*** Dataset excerpts ***

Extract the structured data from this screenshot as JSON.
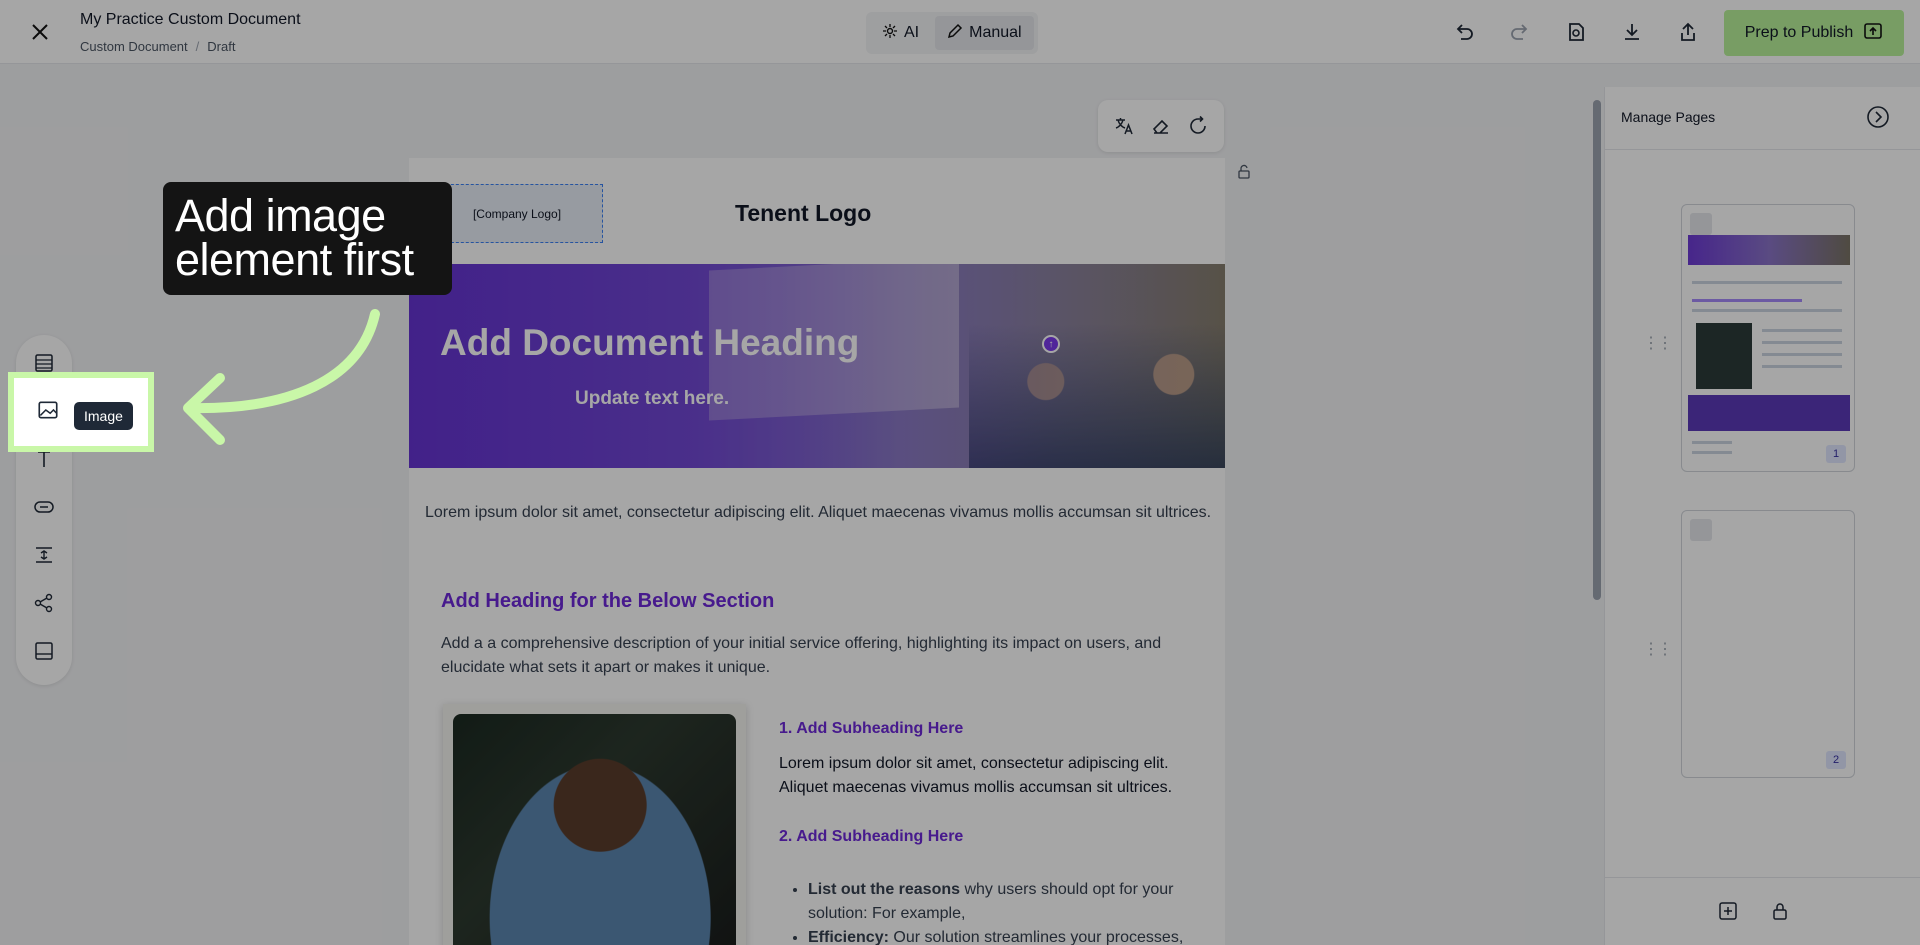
{
  "header": {
    "doc_title": "My Practice Custom Document",
    "breadcrumb": [
      "Custom Document",
      "Draft"
    ],
    "modes": [
      {
        "label": "AI",
        "active": false
      },
      {
        "label": "Manual",
        "active": true
      }
    ],
    "publish_label": "Prep to Publish",
    "icons": [
      "close-icon",
      "undo-icon",
      "redo-icon",
      "preview-icon",
      "download-icon",
      "share-icon",
      "publish-icon"
    ]
  },
  "canvas": {
    "company_logo": "[Company Logo]",
    "tenant_logo": "Tenent Logo",
    "hero_title": "Add Document Heading",
    "hero_subtitle": "Update text here.",
    "intro": "Lorem ipsum dolor sit amet, consectetur adipiscing elit. Aliquet maecenas vivamus mollis accumsan sit ultrices.",
    "section_heading": "Add Heading for the Below Section",
    "section_desc": "Add a a comprehensive description of your initial service offering, highlighting its impact on users, and elucidate what sets it apart or makes it unique.",
    "sub1": "1. Add Subheading Here",
    "sub1_text": "Lorem ipsum dolor sit amet, consectetur adipiscing elit. Aliquet maecenas vivamus mollis accumsan sit ultrices.",
    "sub2": "2. Add Subheading Here",
    "bullet1_bold": "List out the reasons",
    "bullet1_rest": " why users should opt for your solution: For example,",
    "bullet2_bold": "Efficiency:",
    "bullet2_rest": " Our solution streamlines your processes,"
  },
  "tools": {
    "items": [
      "table-icon",
      "image-icon",
      "text-icon",
      "button-icon",
      "spacer-icon",
      "social-icon",
      "footer-icon"
    ],
    "tooltip": "Image"
  },
  "callout": {
    "text": "Add image element first",
    "accent": "#c9f7a8"
  },
  "right_panel": {
    "title": "Manage Pages",
    "pages": [
      {
        "num": "1"
      },
      {
        "num": "2"
      }
    ]
  },
  "colors": {
    "publish": "#b8f29a",
    "heading_purple": "#6d28d9"
  }
}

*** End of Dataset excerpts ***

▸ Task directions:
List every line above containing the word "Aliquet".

▸ Exercise answer:
    "intro": "Lorem ipsum dolor sit amet, consectetur adipiscing elit. Aliquet maecenas vivamus mollis accumsan sit ultrices.",
    "sub1_text": "Lorem ipsum dolor sit amet, consectetur adipiscing elit. Aliquet maecenas vivamus mollis accumsan sit ultrices.",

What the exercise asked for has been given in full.